__Information provided__:
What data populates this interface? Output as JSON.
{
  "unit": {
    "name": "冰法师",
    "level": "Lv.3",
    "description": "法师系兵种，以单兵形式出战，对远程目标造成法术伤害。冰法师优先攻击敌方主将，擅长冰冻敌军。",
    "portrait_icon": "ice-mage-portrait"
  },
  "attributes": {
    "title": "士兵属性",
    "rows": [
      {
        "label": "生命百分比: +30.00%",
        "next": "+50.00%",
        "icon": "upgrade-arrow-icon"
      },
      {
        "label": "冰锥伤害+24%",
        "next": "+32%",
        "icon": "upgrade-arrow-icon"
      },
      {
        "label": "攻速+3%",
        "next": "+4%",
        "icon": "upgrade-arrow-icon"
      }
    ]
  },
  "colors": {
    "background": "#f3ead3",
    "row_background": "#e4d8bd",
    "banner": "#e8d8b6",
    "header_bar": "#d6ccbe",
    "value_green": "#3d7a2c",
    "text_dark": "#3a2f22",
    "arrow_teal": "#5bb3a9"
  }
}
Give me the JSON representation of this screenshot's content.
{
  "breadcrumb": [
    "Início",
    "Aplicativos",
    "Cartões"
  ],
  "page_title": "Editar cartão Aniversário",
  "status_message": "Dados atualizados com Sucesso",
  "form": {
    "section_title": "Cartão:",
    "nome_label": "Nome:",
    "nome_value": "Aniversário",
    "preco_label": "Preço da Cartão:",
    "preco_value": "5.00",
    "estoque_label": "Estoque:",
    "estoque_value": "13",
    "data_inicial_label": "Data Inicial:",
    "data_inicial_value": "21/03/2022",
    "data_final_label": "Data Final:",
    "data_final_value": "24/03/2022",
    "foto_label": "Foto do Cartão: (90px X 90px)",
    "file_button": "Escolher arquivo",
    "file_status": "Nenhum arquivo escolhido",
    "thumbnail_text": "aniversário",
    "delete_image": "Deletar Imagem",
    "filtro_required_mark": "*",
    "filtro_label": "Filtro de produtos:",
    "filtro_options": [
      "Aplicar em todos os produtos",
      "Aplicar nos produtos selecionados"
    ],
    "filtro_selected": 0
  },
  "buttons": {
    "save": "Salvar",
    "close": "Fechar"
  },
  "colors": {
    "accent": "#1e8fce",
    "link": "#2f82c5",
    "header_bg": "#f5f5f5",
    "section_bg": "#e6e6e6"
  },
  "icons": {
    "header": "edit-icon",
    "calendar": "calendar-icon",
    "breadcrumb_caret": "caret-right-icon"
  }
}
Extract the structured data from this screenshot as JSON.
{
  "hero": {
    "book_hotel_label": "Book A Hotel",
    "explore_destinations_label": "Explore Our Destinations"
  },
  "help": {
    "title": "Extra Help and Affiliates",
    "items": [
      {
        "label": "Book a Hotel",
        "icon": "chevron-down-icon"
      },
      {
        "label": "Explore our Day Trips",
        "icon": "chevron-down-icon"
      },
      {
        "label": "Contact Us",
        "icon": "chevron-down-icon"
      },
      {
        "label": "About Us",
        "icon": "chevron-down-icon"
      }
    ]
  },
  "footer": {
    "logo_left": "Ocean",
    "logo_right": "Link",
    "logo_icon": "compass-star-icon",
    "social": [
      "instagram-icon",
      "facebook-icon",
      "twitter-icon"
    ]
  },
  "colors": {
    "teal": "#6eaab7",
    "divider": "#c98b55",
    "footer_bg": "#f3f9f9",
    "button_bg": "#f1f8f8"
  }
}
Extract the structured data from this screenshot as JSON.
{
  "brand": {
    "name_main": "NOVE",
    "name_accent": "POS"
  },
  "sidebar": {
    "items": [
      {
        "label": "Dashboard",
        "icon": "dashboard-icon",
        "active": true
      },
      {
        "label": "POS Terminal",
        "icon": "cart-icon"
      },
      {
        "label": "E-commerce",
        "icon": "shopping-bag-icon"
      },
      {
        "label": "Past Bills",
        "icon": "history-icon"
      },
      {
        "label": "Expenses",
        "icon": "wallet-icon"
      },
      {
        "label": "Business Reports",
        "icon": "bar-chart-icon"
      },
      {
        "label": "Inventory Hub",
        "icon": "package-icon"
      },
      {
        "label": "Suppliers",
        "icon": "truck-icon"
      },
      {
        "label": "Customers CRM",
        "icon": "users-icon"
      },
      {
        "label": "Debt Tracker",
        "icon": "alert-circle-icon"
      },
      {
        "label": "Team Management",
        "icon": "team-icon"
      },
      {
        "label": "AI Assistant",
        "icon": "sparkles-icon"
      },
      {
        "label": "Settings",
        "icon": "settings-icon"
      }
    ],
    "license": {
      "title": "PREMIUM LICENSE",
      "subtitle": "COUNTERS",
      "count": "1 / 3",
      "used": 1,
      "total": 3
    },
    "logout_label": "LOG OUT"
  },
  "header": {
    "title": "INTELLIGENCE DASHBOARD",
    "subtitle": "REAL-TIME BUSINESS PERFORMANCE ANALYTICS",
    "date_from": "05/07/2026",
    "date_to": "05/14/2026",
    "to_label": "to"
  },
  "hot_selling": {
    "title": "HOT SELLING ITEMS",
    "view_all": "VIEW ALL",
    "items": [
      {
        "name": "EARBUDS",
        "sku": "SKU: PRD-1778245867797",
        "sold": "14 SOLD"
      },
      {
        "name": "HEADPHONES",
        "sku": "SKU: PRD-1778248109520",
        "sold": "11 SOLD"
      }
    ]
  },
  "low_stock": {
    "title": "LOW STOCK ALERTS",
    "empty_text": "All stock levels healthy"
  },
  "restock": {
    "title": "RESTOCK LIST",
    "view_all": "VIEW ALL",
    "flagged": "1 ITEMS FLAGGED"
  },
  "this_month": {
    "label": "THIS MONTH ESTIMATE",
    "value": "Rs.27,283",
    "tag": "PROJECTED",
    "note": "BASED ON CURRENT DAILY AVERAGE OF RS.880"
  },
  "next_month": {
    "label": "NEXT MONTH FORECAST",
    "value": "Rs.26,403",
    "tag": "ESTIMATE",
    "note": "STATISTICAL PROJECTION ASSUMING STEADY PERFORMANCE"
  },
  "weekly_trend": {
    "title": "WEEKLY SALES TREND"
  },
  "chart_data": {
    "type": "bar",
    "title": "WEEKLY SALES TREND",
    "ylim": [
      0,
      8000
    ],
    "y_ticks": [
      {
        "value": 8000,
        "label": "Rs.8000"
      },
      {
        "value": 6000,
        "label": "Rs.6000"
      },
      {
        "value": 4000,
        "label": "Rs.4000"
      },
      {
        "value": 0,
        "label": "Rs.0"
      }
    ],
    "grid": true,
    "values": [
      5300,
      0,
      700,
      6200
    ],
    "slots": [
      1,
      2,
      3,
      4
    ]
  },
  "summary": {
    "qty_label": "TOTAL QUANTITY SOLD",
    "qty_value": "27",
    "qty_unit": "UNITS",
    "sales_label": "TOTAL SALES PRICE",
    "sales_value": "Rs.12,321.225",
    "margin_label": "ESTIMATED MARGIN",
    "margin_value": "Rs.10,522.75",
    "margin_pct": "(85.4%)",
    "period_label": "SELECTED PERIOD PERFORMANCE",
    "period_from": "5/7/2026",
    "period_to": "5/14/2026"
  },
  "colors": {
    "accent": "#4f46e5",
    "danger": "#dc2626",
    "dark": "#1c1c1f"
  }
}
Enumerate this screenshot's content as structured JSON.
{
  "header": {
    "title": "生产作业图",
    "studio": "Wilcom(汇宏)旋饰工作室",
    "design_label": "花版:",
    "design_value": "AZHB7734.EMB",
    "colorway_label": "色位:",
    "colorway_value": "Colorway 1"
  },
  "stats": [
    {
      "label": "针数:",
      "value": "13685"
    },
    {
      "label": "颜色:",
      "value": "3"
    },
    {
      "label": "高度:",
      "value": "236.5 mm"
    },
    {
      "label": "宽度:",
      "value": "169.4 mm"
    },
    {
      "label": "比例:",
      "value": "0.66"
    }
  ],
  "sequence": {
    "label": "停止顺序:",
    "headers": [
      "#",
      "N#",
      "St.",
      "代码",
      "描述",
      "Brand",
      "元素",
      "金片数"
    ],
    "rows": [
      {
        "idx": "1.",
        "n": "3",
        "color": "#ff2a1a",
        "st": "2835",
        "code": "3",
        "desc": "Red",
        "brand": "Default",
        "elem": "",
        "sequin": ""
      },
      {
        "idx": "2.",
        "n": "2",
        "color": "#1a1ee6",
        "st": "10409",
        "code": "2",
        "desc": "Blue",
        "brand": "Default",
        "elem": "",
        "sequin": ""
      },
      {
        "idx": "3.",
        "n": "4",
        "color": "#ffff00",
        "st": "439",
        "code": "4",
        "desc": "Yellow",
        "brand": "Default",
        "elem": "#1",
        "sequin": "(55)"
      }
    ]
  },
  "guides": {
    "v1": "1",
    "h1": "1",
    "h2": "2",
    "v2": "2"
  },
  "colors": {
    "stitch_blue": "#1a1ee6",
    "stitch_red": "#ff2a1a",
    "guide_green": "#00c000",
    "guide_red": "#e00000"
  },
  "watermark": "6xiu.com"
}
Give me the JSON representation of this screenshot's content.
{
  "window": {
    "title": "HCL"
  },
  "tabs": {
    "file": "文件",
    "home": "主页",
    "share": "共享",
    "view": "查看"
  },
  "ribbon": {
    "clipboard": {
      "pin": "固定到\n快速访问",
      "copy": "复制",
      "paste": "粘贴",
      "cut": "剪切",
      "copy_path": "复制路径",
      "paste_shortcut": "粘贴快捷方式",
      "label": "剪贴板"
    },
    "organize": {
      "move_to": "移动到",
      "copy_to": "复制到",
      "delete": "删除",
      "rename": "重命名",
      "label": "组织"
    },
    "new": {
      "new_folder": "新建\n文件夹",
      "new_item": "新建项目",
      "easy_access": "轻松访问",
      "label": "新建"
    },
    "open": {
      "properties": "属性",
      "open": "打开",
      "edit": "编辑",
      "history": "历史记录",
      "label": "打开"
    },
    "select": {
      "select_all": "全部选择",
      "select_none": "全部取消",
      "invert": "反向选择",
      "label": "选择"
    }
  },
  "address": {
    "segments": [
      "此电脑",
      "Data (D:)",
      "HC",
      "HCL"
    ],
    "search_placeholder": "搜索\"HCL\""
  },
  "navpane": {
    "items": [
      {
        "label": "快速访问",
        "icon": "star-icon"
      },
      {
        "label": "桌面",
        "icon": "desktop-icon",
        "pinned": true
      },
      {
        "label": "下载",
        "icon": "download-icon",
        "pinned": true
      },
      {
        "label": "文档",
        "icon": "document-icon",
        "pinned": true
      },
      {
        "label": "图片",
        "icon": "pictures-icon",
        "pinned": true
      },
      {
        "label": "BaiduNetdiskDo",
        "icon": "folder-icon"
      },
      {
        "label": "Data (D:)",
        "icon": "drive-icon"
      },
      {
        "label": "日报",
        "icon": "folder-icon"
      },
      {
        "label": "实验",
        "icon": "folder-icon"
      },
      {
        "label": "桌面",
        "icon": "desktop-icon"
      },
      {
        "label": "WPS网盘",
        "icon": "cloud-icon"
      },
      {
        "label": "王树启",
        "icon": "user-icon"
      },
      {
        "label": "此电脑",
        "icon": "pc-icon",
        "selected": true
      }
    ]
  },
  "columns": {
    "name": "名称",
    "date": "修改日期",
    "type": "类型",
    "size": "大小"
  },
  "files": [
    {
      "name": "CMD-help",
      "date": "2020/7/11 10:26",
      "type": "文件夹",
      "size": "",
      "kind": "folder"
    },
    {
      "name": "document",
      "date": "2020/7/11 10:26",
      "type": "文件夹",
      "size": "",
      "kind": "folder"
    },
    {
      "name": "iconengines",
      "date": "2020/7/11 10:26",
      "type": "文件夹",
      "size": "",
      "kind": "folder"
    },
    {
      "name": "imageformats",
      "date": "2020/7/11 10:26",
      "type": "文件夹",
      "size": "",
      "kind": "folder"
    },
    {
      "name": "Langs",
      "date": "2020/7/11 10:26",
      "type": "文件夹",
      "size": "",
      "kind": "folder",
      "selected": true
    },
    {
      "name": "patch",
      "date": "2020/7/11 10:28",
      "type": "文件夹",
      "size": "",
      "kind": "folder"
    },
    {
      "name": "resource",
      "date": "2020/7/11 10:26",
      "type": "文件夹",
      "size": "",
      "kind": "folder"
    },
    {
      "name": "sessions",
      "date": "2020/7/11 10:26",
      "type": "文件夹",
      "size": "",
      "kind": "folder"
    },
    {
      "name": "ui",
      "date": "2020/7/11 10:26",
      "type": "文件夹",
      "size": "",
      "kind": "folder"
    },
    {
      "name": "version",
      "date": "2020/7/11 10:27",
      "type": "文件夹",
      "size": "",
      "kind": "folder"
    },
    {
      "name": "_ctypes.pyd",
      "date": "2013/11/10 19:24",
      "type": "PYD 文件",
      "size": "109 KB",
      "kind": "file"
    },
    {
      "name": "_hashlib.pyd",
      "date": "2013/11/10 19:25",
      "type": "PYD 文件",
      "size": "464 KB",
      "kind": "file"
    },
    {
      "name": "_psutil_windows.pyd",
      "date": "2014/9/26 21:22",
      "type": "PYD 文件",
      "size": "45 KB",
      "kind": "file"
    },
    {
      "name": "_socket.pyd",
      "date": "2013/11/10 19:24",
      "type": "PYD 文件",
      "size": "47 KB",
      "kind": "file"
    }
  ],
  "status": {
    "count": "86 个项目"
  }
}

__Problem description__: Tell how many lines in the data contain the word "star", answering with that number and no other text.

__Reply__: 2